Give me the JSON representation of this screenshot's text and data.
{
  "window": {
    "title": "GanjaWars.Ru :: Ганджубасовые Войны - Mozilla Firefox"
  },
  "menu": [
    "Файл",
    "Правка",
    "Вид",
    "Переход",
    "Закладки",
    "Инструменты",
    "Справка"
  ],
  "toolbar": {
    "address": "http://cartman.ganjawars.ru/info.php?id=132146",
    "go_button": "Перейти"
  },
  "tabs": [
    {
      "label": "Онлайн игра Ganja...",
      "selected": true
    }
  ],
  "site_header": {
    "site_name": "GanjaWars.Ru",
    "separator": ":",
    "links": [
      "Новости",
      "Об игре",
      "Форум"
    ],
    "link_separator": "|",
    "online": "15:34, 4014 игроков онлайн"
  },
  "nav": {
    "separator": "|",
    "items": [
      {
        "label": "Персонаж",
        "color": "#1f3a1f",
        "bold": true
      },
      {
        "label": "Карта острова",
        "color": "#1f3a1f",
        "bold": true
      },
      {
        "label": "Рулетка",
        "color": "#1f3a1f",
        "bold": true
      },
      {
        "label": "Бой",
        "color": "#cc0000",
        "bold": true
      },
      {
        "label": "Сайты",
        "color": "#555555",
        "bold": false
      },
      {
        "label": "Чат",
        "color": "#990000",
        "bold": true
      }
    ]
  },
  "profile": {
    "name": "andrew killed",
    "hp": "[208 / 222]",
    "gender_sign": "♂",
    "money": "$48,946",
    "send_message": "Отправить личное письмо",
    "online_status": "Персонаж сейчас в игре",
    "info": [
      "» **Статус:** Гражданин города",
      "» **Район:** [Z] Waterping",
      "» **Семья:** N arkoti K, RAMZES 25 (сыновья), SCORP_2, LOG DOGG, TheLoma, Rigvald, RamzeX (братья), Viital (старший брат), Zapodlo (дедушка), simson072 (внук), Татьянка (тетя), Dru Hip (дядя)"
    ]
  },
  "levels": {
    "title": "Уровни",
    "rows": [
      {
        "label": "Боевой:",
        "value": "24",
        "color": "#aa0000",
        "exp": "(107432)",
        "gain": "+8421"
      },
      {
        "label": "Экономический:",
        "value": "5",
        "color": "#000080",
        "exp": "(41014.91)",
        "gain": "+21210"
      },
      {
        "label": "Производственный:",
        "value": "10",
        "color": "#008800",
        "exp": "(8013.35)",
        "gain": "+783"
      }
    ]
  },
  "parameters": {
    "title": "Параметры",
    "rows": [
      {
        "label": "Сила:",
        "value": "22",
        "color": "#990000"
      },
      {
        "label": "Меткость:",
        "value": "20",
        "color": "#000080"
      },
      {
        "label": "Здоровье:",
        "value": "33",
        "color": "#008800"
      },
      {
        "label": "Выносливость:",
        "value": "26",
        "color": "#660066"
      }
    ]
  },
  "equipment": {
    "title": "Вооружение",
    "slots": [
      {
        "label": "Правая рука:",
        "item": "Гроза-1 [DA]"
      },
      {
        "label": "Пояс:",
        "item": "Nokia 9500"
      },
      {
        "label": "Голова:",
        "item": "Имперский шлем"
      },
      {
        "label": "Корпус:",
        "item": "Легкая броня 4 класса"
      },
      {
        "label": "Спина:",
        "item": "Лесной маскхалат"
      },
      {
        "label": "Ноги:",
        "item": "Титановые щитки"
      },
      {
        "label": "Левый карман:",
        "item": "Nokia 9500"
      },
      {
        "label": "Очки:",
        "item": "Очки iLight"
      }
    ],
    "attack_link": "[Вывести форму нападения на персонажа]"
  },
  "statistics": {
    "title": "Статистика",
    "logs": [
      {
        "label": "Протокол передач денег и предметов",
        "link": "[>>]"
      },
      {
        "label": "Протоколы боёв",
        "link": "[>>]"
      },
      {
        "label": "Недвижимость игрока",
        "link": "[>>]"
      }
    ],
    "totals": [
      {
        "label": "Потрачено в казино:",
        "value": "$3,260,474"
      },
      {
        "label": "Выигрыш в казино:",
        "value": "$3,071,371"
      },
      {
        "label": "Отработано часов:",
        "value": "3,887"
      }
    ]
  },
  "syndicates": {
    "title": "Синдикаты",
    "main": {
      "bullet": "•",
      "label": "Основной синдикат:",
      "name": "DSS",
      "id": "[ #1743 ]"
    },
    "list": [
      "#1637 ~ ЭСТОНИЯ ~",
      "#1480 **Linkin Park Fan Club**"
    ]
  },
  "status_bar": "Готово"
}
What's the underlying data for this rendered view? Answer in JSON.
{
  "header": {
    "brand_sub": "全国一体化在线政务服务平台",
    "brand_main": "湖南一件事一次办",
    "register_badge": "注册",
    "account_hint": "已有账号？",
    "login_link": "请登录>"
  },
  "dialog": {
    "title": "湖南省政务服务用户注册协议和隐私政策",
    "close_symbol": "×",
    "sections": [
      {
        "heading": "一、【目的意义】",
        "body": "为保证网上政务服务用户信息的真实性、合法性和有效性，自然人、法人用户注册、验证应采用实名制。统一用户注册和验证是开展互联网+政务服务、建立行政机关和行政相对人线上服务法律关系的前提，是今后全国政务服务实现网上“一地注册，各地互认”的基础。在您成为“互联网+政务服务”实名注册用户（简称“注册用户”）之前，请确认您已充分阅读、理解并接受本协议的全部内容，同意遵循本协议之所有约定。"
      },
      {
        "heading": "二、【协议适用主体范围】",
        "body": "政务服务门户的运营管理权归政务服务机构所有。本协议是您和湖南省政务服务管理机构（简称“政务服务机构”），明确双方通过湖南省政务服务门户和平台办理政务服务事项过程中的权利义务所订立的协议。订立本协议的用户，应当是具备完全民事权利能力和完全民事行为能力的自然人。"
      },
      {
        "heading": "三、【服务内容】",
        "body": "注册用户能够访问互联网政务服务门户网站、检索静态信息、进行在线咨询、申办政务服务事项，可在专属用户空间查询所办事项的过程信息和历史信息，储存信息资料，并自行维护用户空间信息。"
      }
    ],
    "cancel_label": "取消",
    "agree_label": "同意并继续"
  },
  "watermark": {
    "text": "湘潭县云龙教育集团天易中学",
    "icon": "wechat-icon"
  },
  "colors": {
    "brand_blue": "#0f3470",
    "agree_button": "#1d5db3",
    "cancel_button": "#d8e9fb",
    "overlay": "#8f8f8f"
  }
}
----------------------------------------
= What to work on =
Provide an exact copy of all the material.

= Response =
Give me the JSON representation of this screenshot's text and data.
{
  "window": {
    "title": "GanjaWars.Ru :: Ганджубасовые Войны - Mozilla Firefox"
  },
  "menu": [
    "Файл",
    "Правка",
    "Вид",
    "Переход",
    "Закладки",
    "Инструменты",
    "Справка"
  ],
  "toolbar": {
    "address": "http://cartman.ganjawars.ru/info.php?id=132146",
    "go_button": "Перейти"
  },
  "tabs": [
    {
      "label": "Онлайн игра Ganja...",
      "selected": true
    }
  ],
  "site_header": {
    "site_name": "GanjaWars.Ru",
    "separator": ":",
    "links": [
      "Новости",
      "Об игре",
      "Форум"
    ],
    "link_separator": "|",
    "online": "15:34, 4014 игроков онлайн"
  },
  "nav": {
    "separator": "|",
    "items": [
      {
        "label": "Персонаж",
        "color": "#1f3a1f",
        "bold": true
      },
      {
        "label": "Карта острова",
        "color": "#1f3a1f",
        "bold": true
      },
      {
        "label": "Рулетка",
        "color": "#1f3a1f",
        "bold": true
      },
      {
        "label": "Бой",
        "color": "#cc0000",
        "bold": true
      },
      {
        "label": "Сайты",
        "color": "#555555",
        "bold": false
      },
      {
        "label": "Чат",
        "color": "#990000",
        "bold": true
      }
    ]
  },
  "profile": {
    "name": "andrew killed",
    "hp": "[208 / 222]",
    "gender_sign": "♂",
    "money": "$48,946",
    "send_message": "Отправить личное письмо",
    "online_status": "Персонаж сейчас в игре",
    "info": [
      "» **Статус:** Гражданин города",
      "» **Район:** [Z] Waterping",
      "» **Семья:** N arkoti K, RAMZES 25 (сыновья), SCORP_2, LOG DOGG, TheLoma, Rigvald, RamzeX (братья), Viital (старший брат), Zapodlo (дедушка), simson072 (внук), Татьянка (тетя), Dru Hip (дядя)"
    ]
  },
  "levels": {
    "title": "Уровни",
    "rows": [
      {
        "label": "Боевой:",
        "value": "24",
        "color": "#aa0000",
        "exp": "(107432)",
        "gain": "+8421"
      },
      {
        "label": "Экономический:",
        "value": "5",
        "color": "#000080",
        "exp": "(41014.91)",
        "gain": "+21210"
      },
      {
        "label": "Производственный:",
        "value": "10",
        "color": "#008800",
        "exp": "(8013.35)",
        "gain": "+783"
      }
    ]
  },
  "parameters": {
    "title": "Параметры",
    "rows": [
      {
        "label": "Сила:",
        "value": "22",
        "color": "#990000"
      },
      {
        "label": "Меткость:",
        "value": "20",
        "color": "#000080"
      },
      {
        "label": "Здоровье:",
        "value": "33",
        "color": "#008800"
      },
      {
        "label": "Выносливость:",
        "value": "26",
        "color": "#660066"
      }
    ]
  },
  "equipment": {
    "title": "Вооружение",
    "slots": [
      {
        "label": "Правая рука:",
        "item": "Гроза-1 [DA]"
      },
      {
        "label": "Пояс:",
        "item": "Nokia 9500"
      },
      {
        "label": "Голова:",
        "item": "Имперский шлем"
      },
      {
        "label": "Корпус:",
        "item": "Легкая броня 4 класса"
      },
      {
        "label": "Спина:",
        "item": "Лесной маскхалат"
      },
      {
        "label": "Ноги:",
        "item": "Титановые щитки"
      },
      {
        "label": "Левый карман:",
        "item": "Nokia 9500"
      },
      {
        "label": "Очки:",
        "item": "Очки iLight"
      }
    ],
    "attack_link": "[Вывести форму нападения на персонажа]"
  },
  "statistics": {
    "title": "Статистика",
    "logs": [
      {
        "label": "Протокол передач денег и предметов",
        "link": "[>>]"
      },
      {
        "label": "Протоколы боёв",
        "link": "[>>]"
      },
      {
        "label": "Недвижимость игрока",
        "link": "[>>]"
      }
    ],
    "totals": [
      {
        "label": "Потрачено в казино:",
        "value": "$3,260,474"
      },
      {
        "label": "Выигрыш в казино:",
        "value": "$3,071,371"
      },
      {
        "label": "Отработано часов:",
        "value": "3,887"
      }
    ]
  },
  "syndicates": {
    "title": "Синдикаты",
    "main": {
      "bullet": "•",
      "label": "Основной синдикат:",
      "name": "DSS",
      "id": "[ #1743 ]"
    },
    "list": [
      "#1637 ~ ЭСТОНИЯ ~",
      "#1480 **Linkin Park Fan Club**"
    ]
  },
  "status_bar": "Готово"
}
What's the underlying data for this rendered view? Answer in JSON.
{
  "header": {
    "brand_sub": "全国一体化在线政务服务平台",
    "brand_main": "湖南一件事一次办",
    "register_badge": "注册",
    "account_hint": "已有账号？",
    "login_link": "请登录>"
  },
  "dialog": {
    "title": "湖南省政务服务用户注册协议和隐私政策",
    "close_symbol": "×",
    "sections": [
      {
        "heading": "一、【目的意义】",
        "body": "为保证网上政务服务用户信息的真实性、合法性和有效性，自然人、法人用户注册、验证应采用实名制。统一用户注册和验证是开展互联网+政务服务、建立行政机关和行政相对人线上服务法律关系的前提，是今后全国政务服务实现网上“一地注册，各地互认”的基础。在您成为“互联网+政务服务”实名注册用户（简称“注册用户”）之前，请确认您已充分阅读、理解并接受本协议的全部内容，同意遵循本协议之所有约定。"
      },
      {
        "heading": "二、【协议适用主体范围】",
        "body": "政务服务门户的运营管理权归政务服务机构所有。本协议是您和湖南省政务服务管理机构（简称“政务服务机构”），明确双方通过湖南省政务服务门户和平台办理政务服务事项过程中的权利义务所订立的协议。订立本协议的用户，应当是具备完全民事权利能力和完全民事行为能力的自然人。"
      },
      {
        "heading": "三、【服务内容】",
        "body": "注册用户能够访问互联网政务服务门户网站、检索静态信息、进行在线咨询、申办政务服务事项，可在专属用户空间查询所办事项的过程信息和历史信息，储存信息资料，并自行维护用户空间信息。"
      }
    ],
    "cancel_label": "取消",
    "agree_label": "同意并继续"
  },
  "watermark": {
    "text": "湘潭县云龙教育集团天易中学",
    "icon": "wechat-icon"
  },
  "colors": {
    "brand_blue": "#0f3470",
    "agree_button": "#1d5db3",
    "cancel_button": "#d8e9fb",
    "overlay": "#8f8f8f"
  }
}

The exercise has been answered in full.